How do negative interest rates affect borrowers?
Negative interest rates can affect borrowers in a good way. Variable loan repayments without fixed rates will be reduced to compensate for a negative interest rate which means you could effectively pay back less than you borrowed, although this is unlikely.
So as ludicrous as this sounds, if the Bank of England’s rate falls below 0%, interest on loan repayments will be nominal to non-existent and so you will not be financially penalised for borrowing money. Where do I sign?!
What do negative interest rates mean for savers?
Negative interest rates mean that UK savings account holders could be financially penalised and may have to pay a bank to store their money.
That's why it’s theoretically anticipated that a negative interest rate could boost the economy as it will encourage everyone to spend, lend and borrow instead of sitting on an expensive nest egg of stagnant savings.
In some countries, where the interest rates are already negative, some wealthy savers have placed their money in vaults, under their mattress or in a household safe, rather than have to pay a bank to look after their funds. However, not everyone will choose to do this as there’s always the risk this money could be stolen or damaged in some way and none of these options are ever going to be as safe and secure as money being held by a bank.
Do you lose money with interest rates?
Historically, interest rates have never caused savers to lose money; only borrowers usually ‘lose money’ by having to pay interest on any amount they borrow.
However, if the BoE does introduce a negative interest rate, then savers could effectively have to pay banks to store their money, similar to how current account holders are charged a fee by a bank for using a current account.

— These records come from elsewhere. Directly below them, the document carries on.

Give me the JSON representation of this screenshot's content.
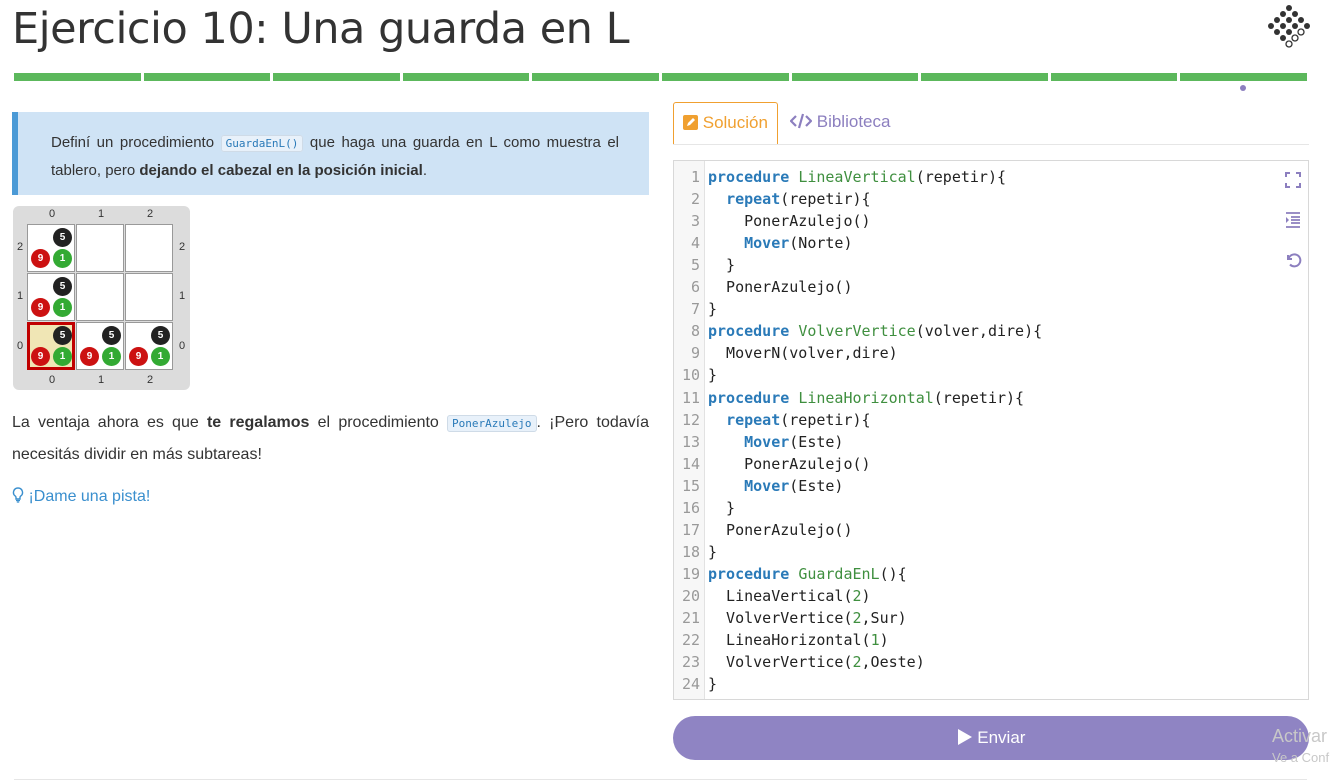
{
  "header": {
    "title": "Ejercicio 10: Una guarda en L",
    "logo_icon": "gobstones-logo-icon",
    "progress_segments": 10,
    "progress_color": "#5cb85c"
  },
  "statement": {
    "p1_a": "Definí un procedimiento ",
    "p1_code": "GuardaEnL()",
    "p1_b": " que haga una guarda en L como muestra el tablero, pero ",
    "p1_bold": "dejando el cabezal en la posición inicial",
    "p1_c": ".",
    "p2_a": "La ventaja ahora es que ",
    "p2_bold": "te regalamos",
    "p2_b": " el procedimiento ",
    "p2_code": "PonerAzulejo",
    "p2_c": ". ¡Pero todavía necesitás dividir en más subtareas!",
    "hint": "¡Dame una pista!"
  },
  "board": {
    "col_labels": [
      "0",
      "1",
      "2"
    ],
    "row_labels": [
      "2",
      "1",
      "0"
    ],
    "cells": [
      {
        "row": 2,
        "col": 0,
        "black": "5",
        "red": "9",
        "green": "1"
      },
      {
        "row": 1,
        "col": 0,
        "black": "5",
        "red": "9",
        "green": "1"
      },
      {
        "row": 0,
        "col": 0,
        "black": "5",
        "red": "9",
        "green": "1",
        "head": true
      },
      {
        "row": 0,
        "col": 1,
        "black": "5",
        "red": "9",
        "green": "1"
      },
      {
        "row": 0,
        "col": 2,
        "black": "5",
        "red": "9",
        "green": "1"
      }
    ]
  },
  "tabs": {
    "solution": "Solución",
    "library": "Biblioteca"
  },
  "editor": {
    "lines": [
      "procedure LineaVertical(repetir){",
      "  repeat(repetir){",
      "    PonerAzulejo()",
      "    Mover(Norte)",
      "  }",
      "  PonerAzulejo()",
      "}",
      "procedure VolverVertice(volver,dire){",
      "  MoverN(volver,dire)",
      "}",
      "procedure LineaHorizontal(repetir){",
      "  repeat(repetir){",
      "    Mover(Este)",
      "    PonerAzulejo()",
      "    Mover(Este)",
      "  }",
      "  PonerAzulejo()",
      "}",
      "procedure GuardaEnL(){",
      "  LineaVertical(2)",
      "  VolverVertice(2,Sur)",
      "  LineaHorizontal(1)",
      "  VolverVertice(2,Oeste)",
      "}"
    ],
    "tool_icons": [
      "fullscreen-icon",
      "indent-icon",
      "undo-icon"
    ]
  },
  "submit_label": "Enviar",
  "watermark": {
    "line1": "Activar",
    "line2": "Ve a Conf"
  }
}
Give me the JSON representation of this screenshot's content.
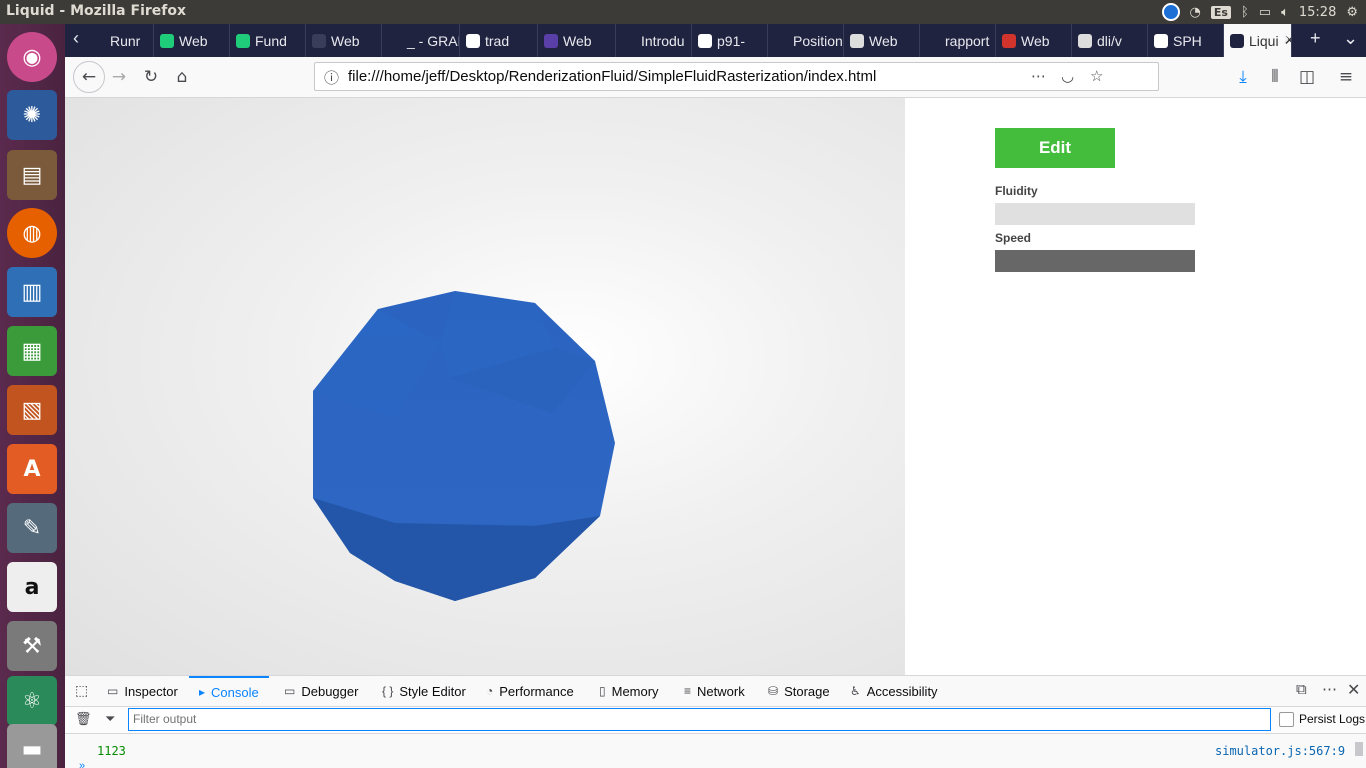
{
  "panel": {
    "window_title": "Liquid - Mozilla Firefox",
    "keyboard_layout": "Es",
    "clock": "15:28"
  },
  "tabs": [
    {
      "label": "Runr",
      "icon_color": "#202340"
    },
    {
      "label": "Web",
      "icon_color": "#1ecc7a"
    },
    {
      "label": "Fund",
      "icon_color": "#1ecc7a"
    },
    {
      "label": "Web",
      "icon_color": "#3a3d5a"
    },
    {
      "label": "_ - GRAD",
      "icon_color": "#202340"
    },
    {
      "label": "trad",
      "icon_color": "#ffffff"
    },
    {
      "label": "Web",
      "icon_color": "#5b3fa8"
    },
    {
      "label": "Introdu",
      "icon_color": "#202340"
    },
    {
      "label": "p91-",
      "icon_color": "#ffffff"
    },
    {
      "label": "Position",
      "icon_color": "#202340"
    },
    {
      "label": "Web",
      "icon_color": "#dddddd"
    },
    {
      "label": "rapport",
      "icon_color": "#202340"
    },
    {
      "label": "Web",
      "icon_color": "#d0342c"
    },
    {
      "label": "dli/v",
      "icon_color": "#dddddd"
    },
    {
      "label": "SPH",
      "icon_color": "#ffffff"
    },
    {
      "label": "Liqui",
      "icon_color": "#202340",
      "active": true
    }
  ],
  "navbar": {
    "url": "file:///home/jeff/Desktop/RenderizationFluid/SimpleFluidRasterization/index.html"
  },
  "side_panel": {
    "edit_label": "Edit",
    "fluidity_label": "Fluidity",
    "speed_label": "Speed",
    "fluidity_value": 0.0,
    "speed_value": 1.0,
    "edit_color": "#44bd3c"
  },
  "devtools": {
    "tabs": [
      {
        "label": "Inspector",
        "icon": "inspector-icon"
      },
      {
        "label": "Console",
        "icon": "console-icon",
        "active": true
      },
      {
        "label": "Debugger",
        "icon": "debugger-icon"
      },
      {
        "label": "Style Editor",
        "icon": "style-editor-icon"
      },
      {
        "label": "Performance",
        "icon": "performance-icon"
      },
      {
        "label": "Memory",
        "icon": "memory-icon"
      },
      {
        "label": "Network",
        "icon": "network-icon"
      },
      {
        "label": "Storage",
        "icon": "storage-icon"
      },
      {
        "label": "Accessibility",
        "icon": "accessibility-icon"
      }
    ],
    "filter_placeholder": "Filter output",
    "persist_logs_label": "Persist Logs",
    "console_lines": [
      {
        "value": "1123",
        "source": "simulator.js:567:9"
      }
    ]
  }
}
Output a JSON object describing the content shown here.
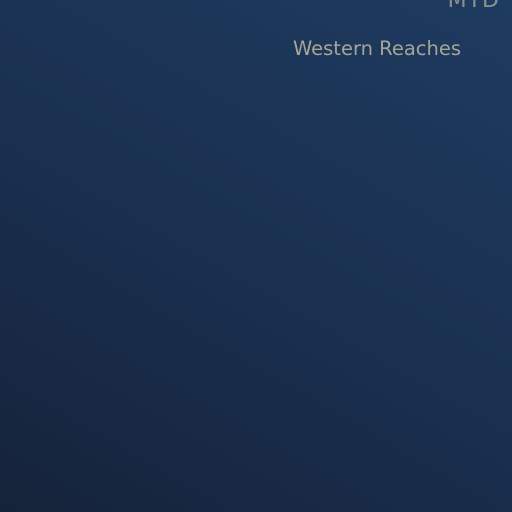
{
  "panel": {
    "corner_label": "MTD",
    "region_label": "Western Reaches"
  },
  "colors": {
    "background_dark": "#15233a",
    "background_light": "#1e3b60",
    "label_text": "#a6a595"
  }
}
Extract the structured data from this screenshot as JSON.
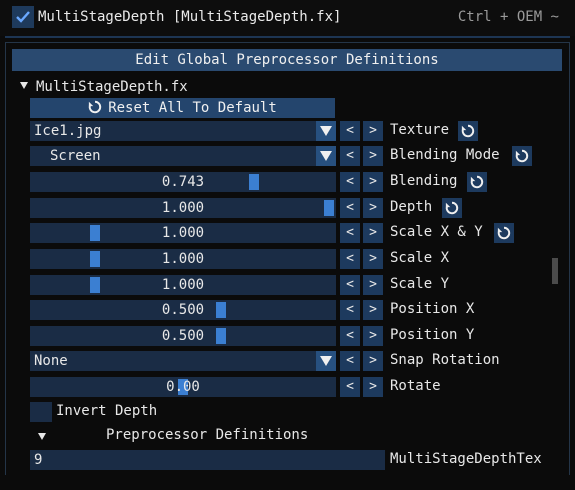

According to inews.co.uk, the Danish Jyske Bank is already charging some customers a fee to store their cash and if the base rate fell below zero, this could theoretically happen in the UK.
If banks start to charge savers for looking after their money, this could lead to some savers taking their money out of banks and stashing their cash at home. It goes without saying that banks won't want this to happen - at all costs!
Are negative interest rates coming in 2021?
On 12 October 2020, the Bank of England’s Deputy Governor and CEO of the Prudential Regulation Authority sent a letter to the UK’s financial sector saying:
“the Bank of England and the Prudential Regulation Authority are commencing structured engagement on the operational considerations of a negative policy rate.”
Notably in this letter, the Deputy Governor, Sam Woods, stresses that nothing in the letter is implying or confirming that the BoE’s Monetary Policy Committee (MPC) will definitely decide to go ahead and slash the BoE rate to 0% or less, or that any firms have to yet prepare for the implementation of this.
The Deputy Governor states he is, at this stage, simply seeking feedback from financial firms about what a negative rate could mean for their businesses and their customers and how readily they could handle such a drastic measure being taken.
However, since that date, another lengthy lockdown has further battered an already heavily-bruised economy that has made the prospect of a negative interest rate much more realistic than was originally anticipated back in October 2020.
So the bottom line is that as of yet, it is still not known whether negative interest rates are coming in 2021, but as we are currently as far removed as possible from interest rates increasing, now could be a good time to look at more profitable ways of saving or investing your money.